Mid-Atlantic States, American, Star of Bethlehem quilt, c. 1840, Cotton, pieced and appliqued; cotton binding, backing, and batting, Collection of Linda McCormick Felts and William C. Felts, Jr., Memphis, Tennessee.


ST. PETERSBURG — Ranging from brilliantly pieced starbursts to intricately stitched appliqués, more than 30 textiles featured in “Pieced & Patterned: American Quilts, c. 1800–1930” at the Museum of Fine Arts, St. Petersburg, epitomize the extraordinary needlework, fascinating history, and remarkable designs of this quintessentially American art form.

The exhibition, on view from Saturday, Sept. 18, through Sunday, Jan. 23, 2022, is drawn from several private collections in Tennessee and Florida, including three from the Tampa Bay area. These powerful and poignant textiles dating from 18th through the early 20th centuries shine as examples of artistic expression, intellectual achievement, and consummate design.

Most of the 32 quilts are decorative, and were used as display pieces in the home. To highlight their exquisite details and patterns, the quilts are installed upon large, custom-made slant boards. Visitors can also see several of these works displayed in a more traditional fashion, placed on antique beds throughout the galleries.

“Pieced & Patterned” is the first major quilt exhibition in the MFA’s history. It is curated by Stanton Thomas, Ph.D., MFA senior curator of collections and exhibitions; and Erin Wilson, assistant curator.

“Many of these quilts, especially the early ones, were considered prestige items,” Thomas said. “They showcase not only that the makers had the time to design and sew them, but also were able to invest in costly fabrics. If you had the time to do something this complex and with really fine materials, it was a direct reflection of your socio-economic status.”

The quilts in the exhibition were designed by skilled, but often unknown female artists. In the United States from the 18th to early 20th century, artistic expression was usually rather limited for women. Wilson noted that quilt making became a way for them to express themselves artistically, as well as showcase their talents and knowledge, share their family history, or illustrate their political viewpoint.

“There’s a history and a story with each of these quilts, but unfortunately many of these have been lost with time,” Wilson said. “Visitors will have the opportunity to craft their own stories when they engage with the quilts, and truly discover, explore, and connect with these fascinating pieces.”

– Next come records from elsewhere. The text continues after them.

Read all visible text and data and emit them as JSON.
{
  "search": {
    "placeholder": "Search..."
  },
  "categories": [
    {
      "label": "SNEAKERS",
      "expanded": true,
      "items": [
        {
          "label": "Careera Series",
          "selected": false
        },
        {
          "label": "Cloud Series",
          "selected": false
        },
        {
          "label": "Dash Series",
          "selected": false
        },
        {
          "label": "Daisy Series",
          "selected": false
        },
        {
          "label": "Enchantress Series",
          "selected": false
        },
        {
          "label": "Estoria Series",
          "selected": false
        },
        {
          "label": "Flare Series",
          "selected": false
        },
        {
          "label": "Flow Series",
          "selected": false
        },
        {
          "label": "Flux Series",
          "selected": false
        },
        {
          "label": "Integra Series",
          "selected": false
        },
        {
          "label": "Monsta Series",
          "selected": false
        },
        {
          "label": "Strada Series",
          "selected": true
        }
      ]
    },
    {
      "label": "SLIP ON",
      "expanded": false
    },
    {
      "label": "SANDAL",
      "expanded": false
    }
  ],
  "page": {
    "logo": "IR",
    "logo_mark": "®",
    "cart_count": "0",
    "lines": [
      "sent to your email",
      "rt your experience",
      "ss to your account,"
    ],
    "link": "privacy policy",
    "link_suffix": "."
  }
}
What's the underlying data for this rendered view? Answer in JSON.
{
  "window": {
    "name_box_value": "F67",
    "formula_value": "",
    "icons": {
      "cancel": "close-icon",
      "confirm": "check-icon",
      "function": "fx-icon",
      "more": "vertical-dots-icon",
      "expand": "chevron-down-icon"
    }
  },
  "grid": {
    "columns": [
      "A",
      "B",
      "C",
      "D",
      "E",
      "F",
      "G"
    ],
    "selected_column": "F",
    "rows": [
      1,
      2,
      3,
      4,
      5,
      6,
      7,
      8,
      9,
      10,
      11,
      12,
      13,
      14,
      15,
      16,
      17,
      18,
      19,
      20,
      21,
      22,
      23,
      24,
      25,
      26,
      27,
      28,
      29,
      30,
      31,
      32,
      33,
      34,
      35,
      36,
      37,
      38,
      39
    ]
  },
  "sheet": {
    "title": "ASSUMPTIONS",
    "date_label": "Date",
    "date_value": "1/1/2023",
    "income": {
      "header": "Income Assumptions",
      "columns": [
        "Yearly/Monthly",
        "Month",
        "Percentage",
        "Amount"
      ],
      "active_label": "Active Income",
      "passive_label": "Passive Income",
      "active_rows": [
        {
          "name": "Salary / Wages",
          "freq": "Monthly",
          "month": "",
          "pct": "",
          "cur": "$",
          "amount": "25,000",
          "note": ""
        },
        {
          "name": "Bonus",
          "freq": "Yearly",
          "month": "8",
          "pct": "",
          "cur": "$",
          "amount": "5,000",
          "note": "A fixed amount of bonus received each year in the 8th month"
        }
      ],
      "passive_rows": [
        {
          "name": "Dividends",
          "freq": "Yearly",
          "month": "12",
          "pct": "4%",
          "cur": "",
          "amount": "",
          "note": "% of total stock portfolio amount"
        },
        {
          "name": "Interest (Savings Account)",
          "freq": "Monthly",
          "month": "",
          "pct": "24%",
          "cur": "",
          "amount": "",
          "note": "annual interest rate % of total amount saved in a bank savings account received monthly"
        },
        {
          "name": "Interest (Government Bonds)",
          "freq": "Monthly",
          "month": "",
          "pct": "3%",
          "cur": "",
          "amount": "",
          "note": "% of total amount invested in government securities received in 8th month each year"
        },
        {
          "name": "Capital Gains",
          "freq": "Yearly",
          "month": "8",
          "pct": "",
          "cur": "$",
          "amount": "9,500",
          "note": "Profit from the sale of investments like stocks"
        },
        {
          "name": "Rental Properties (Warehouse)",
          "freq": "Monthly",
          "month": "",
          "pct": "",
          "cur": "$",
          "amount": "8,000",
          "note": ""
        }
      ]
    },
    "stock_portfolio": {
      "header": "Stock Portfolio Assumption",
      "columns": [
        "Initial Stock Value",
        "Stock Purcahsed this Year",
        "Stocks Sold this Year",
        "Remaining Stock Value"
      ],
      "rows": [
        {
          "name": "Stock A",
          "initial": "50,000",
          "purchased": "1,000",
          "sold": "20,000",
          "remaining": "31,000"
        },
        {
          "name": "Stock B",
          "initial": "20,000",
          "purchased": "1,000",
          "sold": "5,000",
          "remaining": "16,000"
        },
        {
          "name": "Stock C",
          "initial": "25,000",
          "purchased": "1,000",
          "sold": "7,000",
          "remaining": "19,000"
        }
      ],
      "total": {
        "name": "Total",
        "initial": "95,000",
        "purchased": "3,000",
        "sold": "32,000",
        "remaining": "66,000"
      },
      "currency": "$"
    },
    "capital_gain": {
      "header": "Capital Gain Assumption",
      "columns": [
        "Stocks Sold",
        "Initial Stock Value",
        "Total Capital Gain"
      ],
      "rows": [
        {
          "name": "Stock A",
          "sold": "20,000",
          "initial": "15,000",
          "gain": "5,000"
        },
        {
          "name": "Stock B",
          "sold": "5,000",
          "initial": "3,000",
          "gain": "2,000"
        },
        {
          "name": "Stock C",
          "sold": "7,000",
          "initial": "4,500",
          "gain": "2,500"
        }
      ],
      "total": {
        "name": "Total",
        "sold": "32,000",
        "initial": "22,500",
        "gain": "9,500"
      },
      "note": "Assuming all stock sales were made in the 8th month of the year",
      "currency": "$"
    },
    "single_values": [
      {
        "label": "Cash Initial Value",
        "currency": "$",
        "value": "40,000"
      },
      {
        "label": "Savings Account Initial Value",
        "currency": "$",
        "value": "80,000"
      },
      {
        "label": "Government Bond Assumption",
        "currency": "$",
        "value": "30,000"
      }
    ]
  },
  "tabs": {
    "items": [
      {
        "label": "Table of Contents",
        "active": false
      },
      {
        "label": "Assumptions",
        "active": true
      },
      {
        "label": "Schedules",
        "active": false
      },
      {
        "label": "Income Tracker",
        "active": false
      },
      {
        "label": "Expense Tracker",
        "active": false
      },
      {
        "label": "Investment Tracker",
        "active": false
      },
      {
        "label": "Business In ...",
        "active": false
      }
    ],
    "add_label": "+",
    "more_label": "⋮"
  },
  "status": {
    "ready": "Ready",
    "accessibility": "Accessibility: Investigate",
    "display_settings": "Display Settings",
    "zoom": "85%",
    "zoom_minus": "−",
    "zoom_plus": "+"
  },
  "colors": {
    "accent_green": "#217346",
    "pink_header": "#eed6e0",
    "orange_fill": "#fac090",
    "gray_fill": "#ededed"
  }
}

“One of the things that might surprise visitors is the shockingly modern quality of some of these quilts,” Thomas said. “There are ones reminiscent of Henri Matisse, others that look like Victor Vasarely’s Op art from the 1960s, and some that look like Jasper Johns. This exhibition will appeal to quilters and non-quilters alike. If you are intrigued by graphic design, composition, mathematics, or history, this exhibition will truly fascinate you.”

Exhibition related programming

• Virtual Cocktails & Collections — Thursday, Sept. 16, 6:30-7:30 p.m. Stanton Thomas, Ph.D., MFA’s senior curator of collections and exhibitions, will be joined by Erin Wilson, assistant curator, for a live Zoom tour offering a look inside the exhibition galleries of “Pieced & Patterned.” Attendees are encouraged to join with their exhibition-inspired cocktail/mocktail.

• Homeschool Hours: Quilts and Calculations — Wednesday, Sept. 29, 10 a.m.-noon. In the museum’s monthly youth program, homeschool students and parents are invited to learn about the history of quilt-making in America through the lens of mathematics and geometry. Discover how quilters turn equations into art and create a patterned quilt of your own.

• Explore More! Days: Pieced & Patterned — Saturday, Nov. 6, 11 a.m.-2 p.m. Are you ready to go "crazy" for quilts? Join museum staff as they explore the history and creativity of American quilts. Visitors will receive a pre-packaged exploration bag with a scavenger hunt, quilting puzzle, and all the materials needed to make a crazy quilt of their own.

• Quilts: A Conversation with the Curators — Sunday, Nov. 14, 3-4 p.m. Attendees will join Stanton Thomas, Ph.D., MFA’s senior curator of collections and exhibitions; and Erin Wilson, assistant curator, for a lively Zoom discussion while learning more about how these treasured quilts have documented the social and cultural life in America.

About the museum

The MFA at 255 Beach Drive NE is St. Petersburg’s first art museum, and houses the largest encyclopedic art collection in Florida. The collection includes works of art from ancient times to the present day and from around the world, including ancient Greek and Roman, Egyptian, Asian, African, pre-Columbian, Native American, European, American, and contemporary art. The photography collection is one of the largest and finest in the Southeast.

For information, visit mfastpete.org.